It is true that Yeo has properly declared all his many interests: we know on which side the Honourable Member’s bread is buttered. Yet how can he, of all people, complain that Gummer’s credibility is tainted by a “perception of conflict of interest” by combining the role of chairing a committee on climate change with business activities in the same field? In this case, political satirists can only put down their pens, defeated by an inability to say anything that could improve upon mere recitation of the facts.

However, there is always the possibility of encouraging a fee-hungry MP to go further still, which is what The Sunday Times has just attempted with Yeo. Reporters from the newspaper last week masqueraded as executives of a solar energy firm anxious for the Energy and Climate Change Committee chairman to add them to his panoply of clients – for a fee of £7,000 a day. When the journalists in disguise mentioned this extraordinary day rate to Yeo, he allegedly replied that this was “in the right ball park… If you’re getting value and I know you’re getting value then we’ll negotiate”.

According to the published extract from this secretly recorded meeting, Yeo gave as an example of his value the fact that he had been able to offer advice to someone from a firm with which he had a relationship, who was scheduled to appear in front of his own committee: “I could not ask this guy any questions in public because it would look as though I might be biased about that. But what I do for him in private is another matter, obviously.” Asked to elaborate by the undercover reporters, Yeo allegedly responded: “I was able to tell him in advance what to say. Ha ha!”

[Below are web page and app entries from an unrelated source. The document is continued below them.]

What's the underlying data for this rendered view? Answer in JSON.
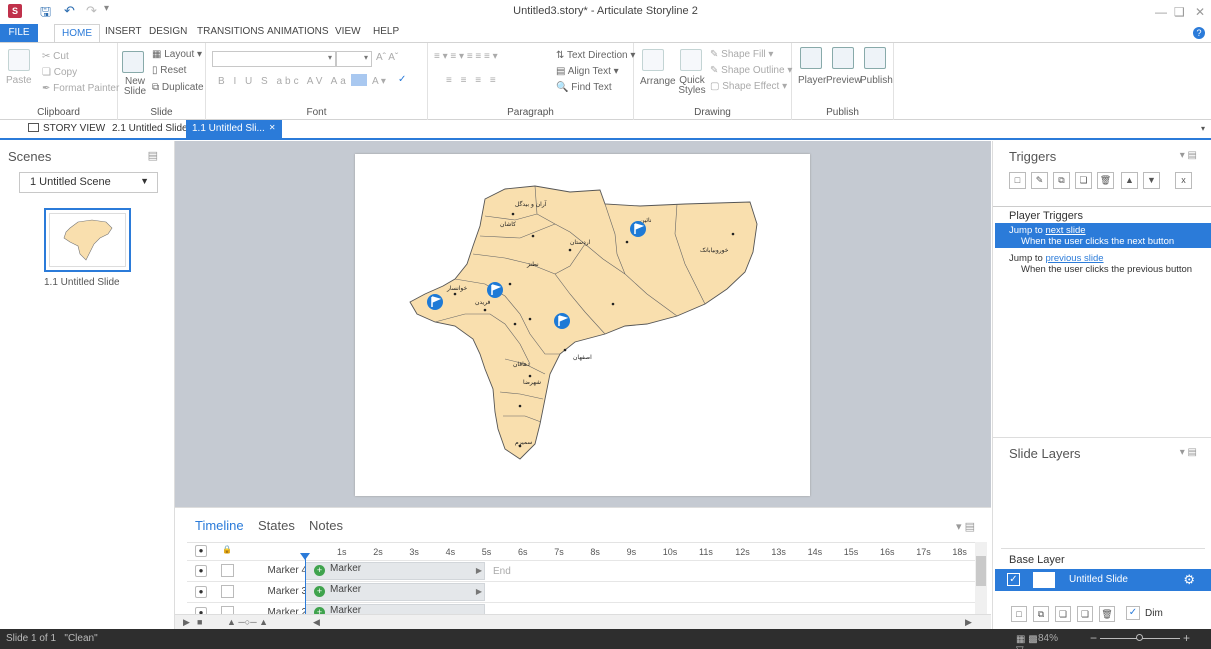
{
  "window": {
    "title": "Untitled3.story* - Articulate Storyline 2"
  },
  "ribbon_tabs": [
    "FILE",
    "HOME",
    "INSERT",
    "DESIGN",
    "TRANSITIONS",
    "ANIMATIONS",
    "VIEW",
    "HELP"
  ],
  "ribbon": {
    "clipboard": {
      "label": "Clipboard",
      "paste": "Paste",
      "cut": "Cut",
      "copy": "Copy",
      "format_painter": "Format Painter"
    },
    "slide": {
      "label": "Slide",
      "new_slide": "New Slide",
      "layout": "Layout",
      "reset": "Reset",
      "duplicate": "Duplicate"
    },
    "font": {
      "label": "Font"
    },
    "paragraph": {
      "label": "Paragraph",
      "text_direction": "Text Direction",
      "align_text": "Align Text",
      "find_text": "Find Text"
    },
    "drawing": {
      "label": "Drawing",
      "arrange": "Arrange",
      "quick_styles": "Quick Styles",
      "shape_fill": "Shape Fill",
      "shape_outline": "Shape Outline",
      "shape_effect": "Shape Effect"
    },
    "publish": {
      "label": "Publish",
      "player": "Player",
      "preview": "Preview",
      "publish": "Publish"
    }
  },
  "doc_tabs": {
    "story_view": "STORY VIEW",
    "tab1": "2.1 Untitled Slide",
    "tab2": "1.1 Untitled Sli..."
  },
  "scenes": {
    "title": "Scenes",
    "selected_scene": "1 Untitled Scene",
    "thumb_label": "1.1 Untitled Slide"
  },
  "timeline": {
    "tabs": [
      "Timeline",
      "States",
      "Notes"
    ],
    "ticks": [
      "1s",
      "2s",
      "3s",
      "4s",
      "5s",
      "6s",
      "7s",
      "8s",
      "9s",
      "10s",
      "11s",
      "12s",
      "13s",
      "14s",
      "15s",
      "16s",
      "17s",
      "18s"
    ],
    "end_label": "End",
    "rows": [
      {
        "name": "Marker 4",
        "bar": "Marker"
      },
      {
        "name": "Marker 3",
        "bar": "Marker"
      },
      {
        "name": "Marker 2",
        "bar": "Marker"
      }
    ]
  },
  "triggers": {
    "title": "Triggers",
    "section": "Player Triggers",
    "items": [
      {
        "prefix": "Jump to ",
        "link": "next slide",
        "sub": "When the user clicks the next button"
      },
      {
        "prefix": "Jump to ",
        "link": "previous slide",
        "sub": "When the user clicks the previous button"
      }
    ]
  },
  "layers": {
    "title": "Slide Layers",
    "base_label": "Base Layer",
    "base_name": "Untitled Slide",
    "dim_label": "Dim"
  },
  "map": {
    "labels": [
      "آران و بیدگل",
      "کاشان",
      "اردستان",
      "نائین",
      "خوروبیابانک",
      "اصفهان",
      "شهرضا",
      "دهاقان",
      "سمیرم",
      "خوانسار",
      "فریدن",
      "نطنز"
    ]
  },
  "statusbar": {
    "slide_info": "Slide 1 of 1",
    "theme": "\"Clean\"",
    "zoom": "84%"
  },
  "colors": {
    "accent": "#2b7bd9",
    "map_fill": "#f9dfae",
    "map_stroke": "#555555"
  }
}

We should record that Yeo, who has offered to stand down while the Sunday Times’s claims are investigated by the Commons authorities, put out a statement saying “I totally reject these allegations”, adding that he had “at no stage agreed or offered to work for the fictitious company these undercover reporters claimed to be representing” and that it was “totally untrue” he had coached a client for an appearance before his committee.

The point, however, is that Yeo – exactly as he notes in respect of his Tory colleague in the Lords, John Gummer – brings his role as chairman of a supposedly impartial committee into question because of his declared real business relationships. The fact that these are all legitimate and undisguised does not and cannot eradicate the impression that voters will form of a pronounced conflict of interest with Yeo’s duties as an independent legislative interrogator in a field of enormous financial significance.

The genuinely honourable Paul Goodman, who resigned his safe Tory seat four years ago in despair at the backwash of the Commons expenses scandal, yesterday used his platform as editor of the ConservativeHome website to demand that “those who chair Select Committees should be barred from having any outside interests that can reasonably be seen to conflict with their role as chairmen”.

Previously, Goodman had stuck by the traditional distinction between ministers (who can have no concurrent business activities) and backbenchers, who have always been allowed to maintain so-called “outside interests”; indeed, when resigning as an MP, Goodman had declared that it was better for members of the legislature to have outside interests than to be full-time politicians dependent entirely for their welfare on the party machine. Yet when, as in the case of Panorama’s sting on Patrick Mercer, an MP’s “interests” can seem merely an exploitation of his privileged role as a legislator, the public will take a less amiable view of his “independence”.

Perhaps I could suggest a different solution to the present predicament. Let chairman Yeo keep his joint role as adviser to sundry “green” companies – on the condition that he receives neither fees nor share options from them. Then, at least, we can be reassured that he is motivated solely by the virtues of their case. On the other hand, that would rather reduce his comedic value.